Only lines with the string "this" are wanted. Pull them out of the data.

-=-=-=-=-

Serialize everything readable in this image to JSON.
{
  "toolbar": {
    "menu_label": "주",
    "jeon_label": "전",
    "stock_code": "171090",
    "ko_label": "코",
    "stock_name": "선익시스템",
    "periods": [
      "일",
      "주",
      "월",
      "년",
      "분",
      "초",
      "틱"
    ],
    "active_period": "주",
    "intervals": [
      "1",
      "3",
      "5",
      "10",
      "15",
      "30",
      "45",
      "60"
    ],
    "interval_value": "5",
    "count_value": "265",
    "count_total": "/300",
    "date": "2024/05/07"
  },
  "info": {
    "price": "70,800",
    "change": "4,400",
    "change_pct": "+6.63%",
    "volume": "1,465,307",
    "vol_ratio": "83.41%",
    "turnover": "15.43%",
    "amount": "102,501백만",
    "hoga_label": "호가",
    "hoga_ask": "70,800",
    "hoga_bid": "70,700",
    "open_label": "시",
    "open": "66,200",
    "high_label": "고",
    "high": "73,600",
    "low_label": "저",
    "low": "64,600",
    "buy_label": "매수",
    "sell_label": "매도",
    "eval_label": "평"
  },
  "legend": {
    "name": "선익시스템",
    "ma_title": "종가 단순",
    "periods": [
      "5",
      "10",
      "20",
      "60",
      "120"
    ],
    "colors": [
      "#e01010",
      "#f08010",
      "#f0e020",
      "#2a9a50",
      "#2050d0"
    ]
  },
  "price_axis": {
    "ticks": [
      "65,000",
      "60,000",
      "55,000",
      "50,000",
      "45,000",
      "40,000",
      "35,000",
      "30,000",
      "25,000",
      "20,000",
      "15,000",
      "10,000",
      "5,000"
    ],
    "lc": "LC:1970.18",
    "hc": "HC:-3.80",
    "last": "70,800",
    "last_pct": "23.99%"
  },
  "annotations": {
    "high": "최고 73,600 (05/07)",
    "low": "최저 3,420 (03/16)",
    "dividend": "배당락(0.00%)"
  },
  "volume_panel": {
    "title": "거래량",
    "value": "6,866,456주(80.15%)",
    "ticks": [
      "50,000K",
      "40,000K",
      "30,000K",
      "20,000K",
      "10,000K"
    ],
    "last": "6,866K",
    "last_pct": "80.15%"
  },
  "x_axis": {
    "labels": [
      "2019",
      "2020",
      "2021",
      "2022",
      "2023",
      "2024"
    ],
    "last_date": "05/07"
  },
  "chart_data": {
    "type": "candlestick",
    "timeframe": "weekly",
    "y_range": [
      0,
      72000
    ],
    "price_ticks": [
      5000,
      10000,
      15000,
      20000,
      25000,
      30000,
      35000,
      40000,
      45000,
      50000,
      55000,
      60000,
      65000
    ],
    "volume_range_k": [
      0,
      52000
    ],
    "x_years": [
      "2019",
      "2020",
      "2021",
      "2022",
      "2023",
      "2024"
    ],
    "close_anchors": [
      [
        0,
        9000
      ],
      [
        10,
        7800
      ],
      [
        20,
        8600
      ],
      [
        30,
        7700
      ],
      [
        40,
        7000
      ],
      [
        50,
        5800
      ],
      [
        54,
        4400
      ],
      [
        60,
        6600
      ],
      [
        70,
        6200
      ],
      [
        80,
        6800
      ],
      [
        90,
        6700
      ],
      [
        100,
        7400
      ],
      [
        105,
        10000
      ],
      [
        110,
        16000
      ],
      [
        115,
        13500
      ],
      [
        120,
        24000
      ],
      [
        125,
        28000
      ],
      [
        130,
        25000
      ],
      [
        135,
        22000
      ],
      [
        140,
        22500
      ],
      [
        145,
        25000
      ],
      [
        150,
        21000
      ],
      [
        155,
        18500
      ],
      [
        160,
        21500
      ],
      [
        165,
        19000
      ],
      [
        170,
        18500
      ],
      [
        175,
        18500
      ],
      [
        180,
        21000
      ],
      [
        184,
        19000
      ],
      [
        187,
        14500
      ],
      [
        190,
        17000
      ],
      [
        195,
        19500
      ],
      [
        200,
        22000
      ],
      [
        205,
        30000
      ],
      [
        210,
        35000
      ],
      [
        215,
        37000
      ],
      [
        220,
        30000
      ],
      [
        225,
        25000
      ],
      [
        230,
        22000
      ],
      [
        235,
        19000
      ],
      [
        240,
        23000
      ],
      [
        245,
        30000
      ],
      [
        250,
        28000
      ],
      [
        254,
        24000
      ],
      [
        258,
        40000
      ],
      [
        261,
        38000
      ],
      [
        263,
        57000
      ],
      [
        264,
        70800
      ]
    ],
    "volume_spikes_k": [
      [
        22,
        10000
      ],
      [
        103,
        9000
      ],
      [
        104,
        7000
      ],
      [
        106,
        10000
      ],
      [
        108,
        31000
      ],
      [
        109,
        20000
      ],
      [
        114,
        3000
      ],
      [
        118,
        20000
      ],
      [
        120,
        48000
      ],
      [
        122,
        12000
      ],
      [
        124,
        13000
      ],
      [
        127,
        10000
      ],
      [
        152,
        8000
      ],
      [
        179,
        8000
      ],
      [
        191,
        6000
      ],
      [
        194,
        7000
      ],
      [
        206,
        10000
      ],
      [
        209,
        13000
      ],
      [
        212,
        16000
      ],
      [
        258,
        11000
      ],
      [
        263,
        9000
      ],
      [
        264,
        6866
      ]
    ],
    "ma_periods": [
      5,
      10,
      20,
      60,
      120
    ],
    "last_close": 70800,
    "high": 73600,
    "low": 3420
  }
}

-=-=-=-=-

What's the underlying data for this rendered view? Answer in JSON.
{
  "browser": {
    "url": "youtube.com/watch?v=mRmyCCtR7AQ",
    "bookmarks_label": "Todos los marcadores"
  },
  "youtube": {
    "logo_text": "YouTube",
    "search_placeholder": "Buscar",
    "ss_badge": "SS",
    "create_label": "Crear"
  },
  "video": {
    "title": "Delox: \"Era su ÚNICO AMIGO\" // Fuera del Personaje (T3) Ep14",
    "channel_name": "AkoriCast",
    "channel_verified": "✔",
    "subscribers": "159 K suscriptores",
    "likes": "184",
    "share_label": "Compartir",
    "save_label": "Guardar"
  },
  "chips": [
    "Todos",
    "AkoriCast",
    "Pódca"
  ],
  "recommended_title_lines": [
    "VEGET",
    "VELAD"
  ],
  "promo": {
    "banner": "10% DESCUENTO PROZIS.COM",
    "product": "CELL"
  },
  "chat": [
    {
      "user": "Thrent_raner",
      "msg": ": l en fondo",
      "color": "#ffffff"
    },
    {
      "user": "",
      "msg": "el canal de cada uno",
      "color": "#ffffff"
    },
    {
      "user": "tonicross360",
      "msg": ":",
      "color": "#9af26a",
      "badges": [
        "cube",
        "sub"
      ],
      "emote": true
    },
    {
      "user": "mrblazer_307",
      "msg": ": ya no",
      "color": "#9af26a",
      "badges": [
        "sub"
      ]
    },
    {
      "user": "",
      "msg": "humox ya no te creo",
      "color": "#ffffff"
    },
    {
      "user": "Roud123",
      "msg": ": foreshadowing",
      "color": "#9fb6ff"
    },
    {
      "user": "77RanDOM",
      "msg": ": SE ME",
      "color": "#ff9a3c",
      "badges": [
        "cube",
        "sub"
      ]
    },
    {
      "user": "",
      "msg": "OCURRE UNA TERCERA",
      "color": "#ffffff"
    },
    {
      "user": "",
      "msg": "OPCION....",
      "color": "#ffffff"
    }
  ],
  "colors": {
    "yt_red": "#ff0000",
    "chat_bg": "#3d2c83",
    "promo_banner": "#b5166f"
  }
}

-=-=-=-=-

[EXERCISE ANSWER]
Serialize everything readable in this image to JSON.
What's the underlying data for this rendered view? Answer in JSON.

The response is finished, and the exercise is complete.